___ RECORDS FOR PROCESSING ___
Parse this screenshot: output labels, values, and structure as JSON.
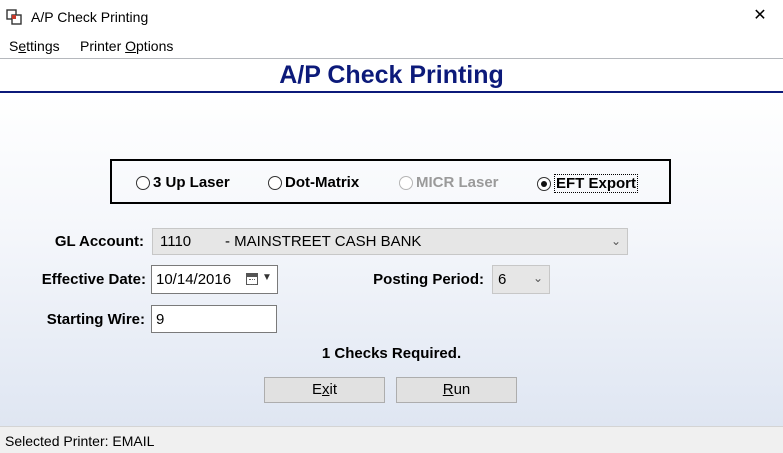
{
  "window": {
    "title": "A/P Check Printing",
    "close_glyph": "✕"
  },
  "menu": {
    "settings": {
      "pre": "S",
      "u": "e",
      "post": "ttings"
    },
    "printer_options": {
      "pre": "Printer ",
      "u": "O",
      "post": "ptions"
    }
  },
  "header": {
    "title": "A/P Check Printing"
  },
  "print_format": {
    "options": [
      {
        "label": "3 Up Laser",
        "checked": false,
        "enabled": true
      },
      {
        "label": "Dot-Matrix",
        "checked": false,
        "enabled": true
      },
      {
        "label": "MICR Laser",
        "checked": false,
        "enabled": false
      },
      {
        "label": "EFT Export",
        "checked": true,
        "enabled": true
      }
    ]
  },
  "form": {
    "gl_account_label": "GL Account:",
    "gl_account_code": "1110",
    "gl_account_name": "- MAINSTREET CASH BANK",
    "effective_date_label": "Effective Date:",
    "effective_date": "10/14/2016",
    "posting_period_label": "Posting Period:",
    "posting_period": "6",
    "starting_wire_label": "Starting Wire:",
    "starting_wire": "9"
  },
  "summary": {
    "checks_required": "1 Checks Required."
  },
  "buttons": {
    "exit": {
      "pre": "E",
      "u": "x",
      "post": "it"
    },
    "run": {
      "pre": "",
      "u": "R",
      "post": "un"
    }
  },
  "status": {
    "text": "Selected Printer: EMAIL"
  },
  "colors": {
    "title_blue": "#0c1a7a"
  }
}
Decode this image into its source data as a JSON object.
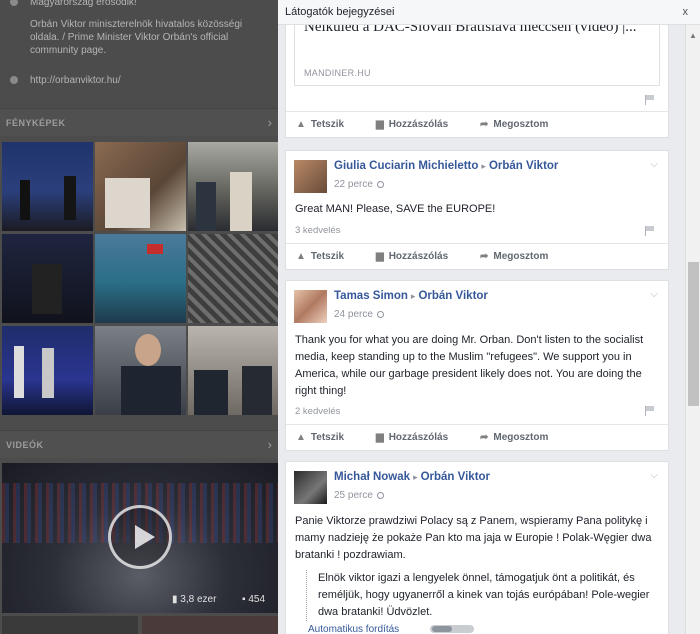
{
  "left_page": {
    "intro_line1": "Magyarország érősödik!",
    "intro_line2": "Orbán Viktor miniszterelnök hivatalos közösségi oldala. / Prime Minister Viktor Orbán's official community page.",
    "website": "http://orbanviktor.hu/",
    "photos_title": "FÉNYKÉPEK",
    "videos_title": "VIDEÓK",
    "video_views": "3,8 ezer",
    "video_count_partial": "454"
  },
  "dialog": {
    "title": "Látogatók bejegyzései",
    "close_label": "x",
    "actions": {
      "like": "Tetszik",
      "comment": "Hozzászólás",
      "share": "Megosztom"
    }
  },
  "posts": [
    {
      "link_title": "Nélküled a DAC-Slovan Bratislava meccsen (videó) |...",
      "link_source": "MANDINER.HU"
    },
    {
      "author": "Giulia Cuciarin Michieletto",
      "target": "Orbán Viktor",
      "time": "22 perce",
      "text": "Great MAN! Please, SAVE the EUROPE!",
      "likes": "3 kedvelés"
    },
    {
      "author": "Tamas Simon",
      "target": "Orbán Viktor",
      "time": "24 perce",
      "text": "Thank you for what you are doing Mr. Orban. Don't listen to the socialist media, keep standing up to the Muslim \"refugees\". We support you in America, while our garbage president likely does not. You are doing the right thing!",
      "likes": "2 kedvelés"
    },
    {
      "author": "Michał Nowak",
      "target": "Orbán Viktor",
      "time": "25 perce",
      "text": "Panie Viktorze prawdziwi Polacy są z Panem, wspieramy Pana politykę i mamy nadzieję że pokaże Pan kto ma jaja w Europie ! Polak-Węgier dwa bratanki ! pozdrawiam.",
      "translation": "Elnök viktor igazi a lengyelek önnel, támogatjuk önt a politikát, és reméljük, hogy ugyanerről a kinek van tojás európában! Pole-wegier dwa bratanki! Üdvözlet.",
      "auto_translate_label": "Automatikus fordítás"
    }
  ],
  "colors": {
    "link_blue": "#365899",
    "overlay": "#4c4c4c",
    "dialog_bg": "#e9ebee"
  }
}
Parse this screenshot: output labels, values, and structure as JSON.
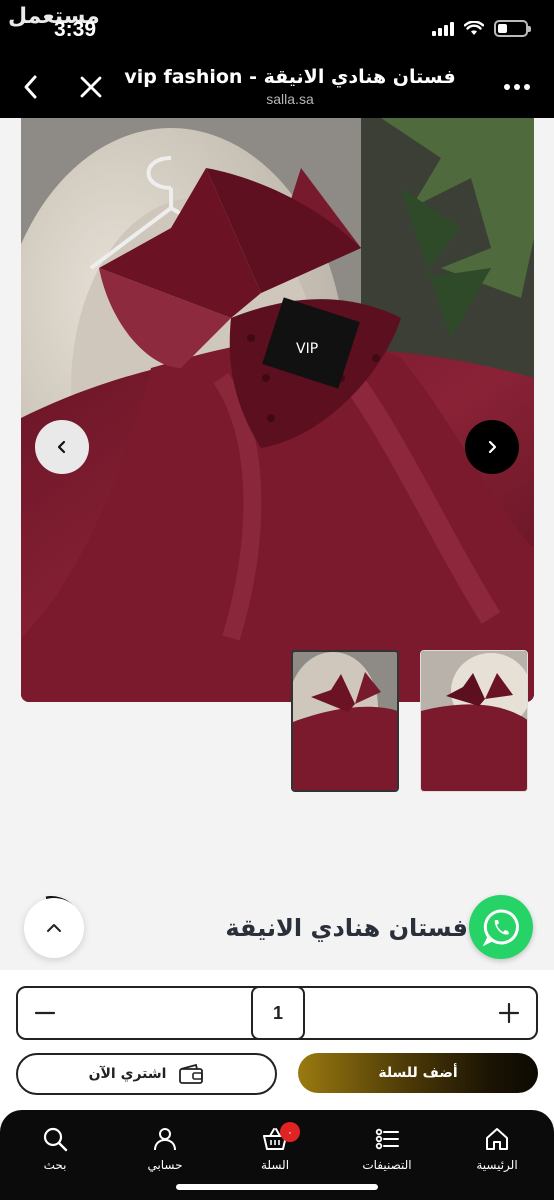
{
  "status_bar": {
    "time": "3:39",
    "watermark": "مستعمل"
  },
  "browser": {
    "title": "فستان هنادي الانيقة - vip fashion",
    "domain": "salla.sa",
    "icons": [
      "chevron-left-icon",
      "close-icon",
      "more-horizontal-icon"
    ]
  },
  "product": {
    "name": "فستان هنادي الانيقة",
    "image_alt": "burgundy satin dress with bow",
    "thumbnail_count": 2,
    "colors": {
      "dress": "#7a1a2c",
      "dress_dark": "#4d0e1b",
      "chair": "#d9d2c8"
    }
  },
  "cart": {
    "quantity": "1",
    "minus_label": "−",
    "plus_label": "+",
    "buy_now_label": "اشتري الآن",
    "add_to_cart_label": "أضف للسلة"
  },
  "bottom_nav": {
    "items": [
      {
        "label": "الرئيسية",
        "icon": "home-icon"
      },
      {
        "label": "التصنيفات",
        "icon": "list-icon"
      },
      {
        "label": "السلة",
        "icon": "basket-icon",
        "badge": "٠"
      },
      {
        "label": "حسابي",
        "icon": "user-icon"
      },
      {
        "label": "بحث",
        "icon": "search-icon"
      }
    ]
  },
  "accent_colors": {
    "whatsapp": "#25d366",
    "badge": "#e02424",
    "add_to_cart_gold": "#9a7a10"
  }
}
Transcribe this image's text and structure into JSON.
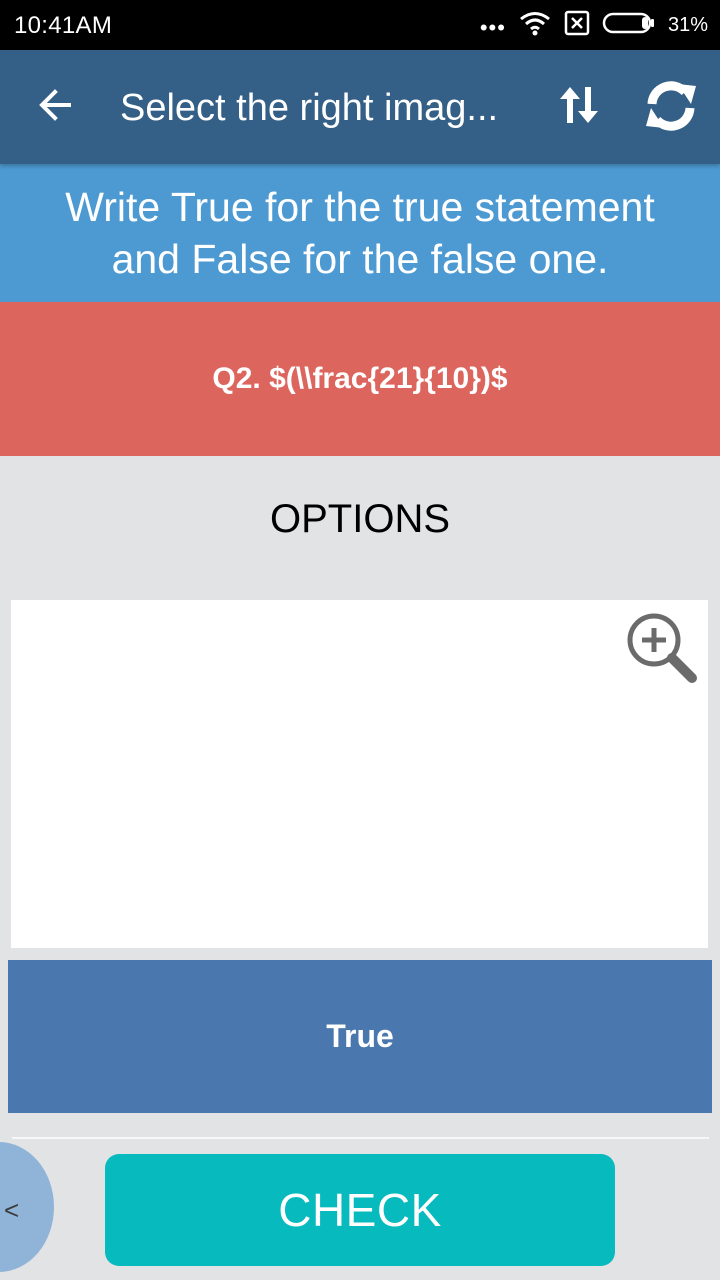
{
  "status_bar": {
    "time": "10:41AM",
    "dots": "•••",
    "battery": "31%"
  },
  "app_bar": {
    "title": "Select the right imag...",
    "back_icon": "arrow-left-icon",
    "sort_icon": "sort-arrows-icon",
    "refresh_icon": "refresh-icon"
  },
  "instruction": "Write True for the true statement and False for the false one.",
  "question": "Q2. $(\\\\frac{21}{10})$",
  "options_heading": "OPTIONS",
  "option_answer": "True",
  "check_label": "CHECK",
  "side_tab_glyph": "<",
  "colors": {
    "app_bar": "#345f86",
    "instruction_bg": "#4d9ad2",
    "question_bg": "#dc665e",
    "option_bg": "#4a77ae",
    "check_bg": "#07babd",
    "page_bg": "#e2e3e5"
  }
}
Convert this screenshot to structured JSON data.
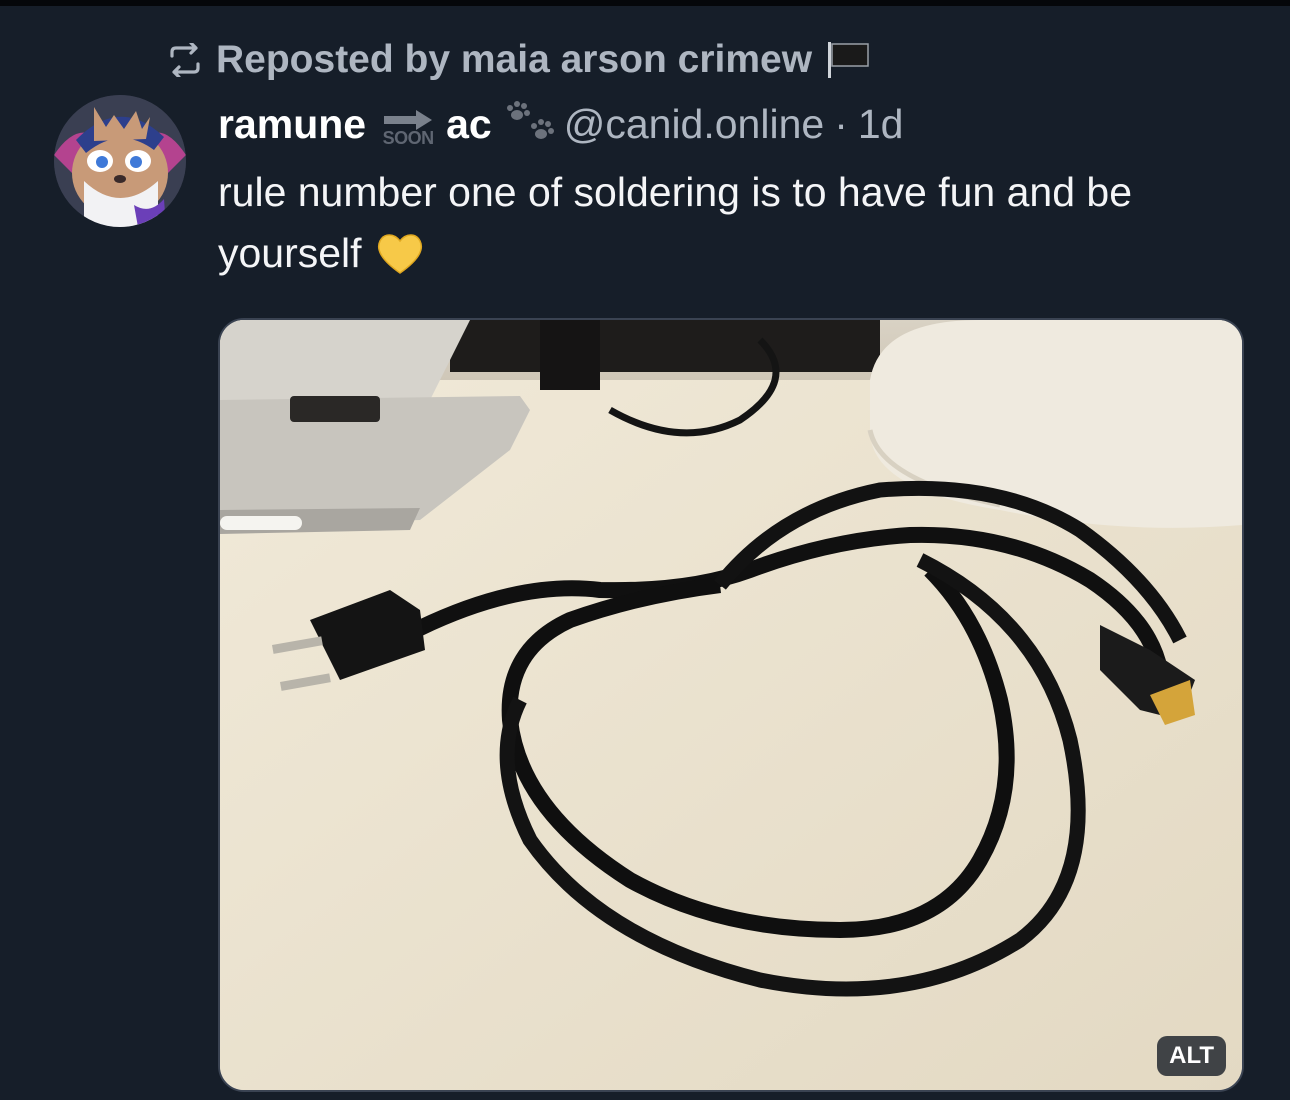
{
  "repost": {
    "icon": "repost-icon",
    "text": "Reposted by maia arson crimew",
    "flag_icon": "flag-icon"
  },
  "author": {
    "display_name_part1": "ramune",
    "soon_label": "SOON",
    "display_name_part2": "ac",
    "handle": "@canid.online",
    "separator": "·",
    "time": "1d"
  },
  "post": {
    "text": "rule number one of soldering is to have fun and be yourself",
    "emoji": "yellow-heart",
    "image_alt_label": "ALT"
  },
  "colors": {
    "background": "#161e29",
    "muted_text": "#aeb6c1",
    "primary_text": "#f4f5f7",
    "heart": "#f7c948"
  }
}
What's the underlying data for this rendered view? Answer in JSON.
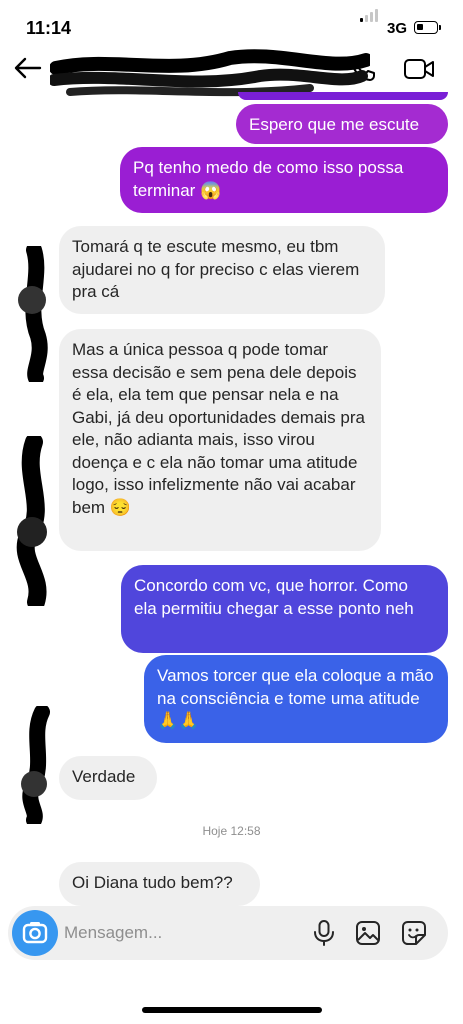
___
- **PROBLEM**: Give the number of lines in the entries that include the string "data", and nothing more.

- **SOLUTION**: 3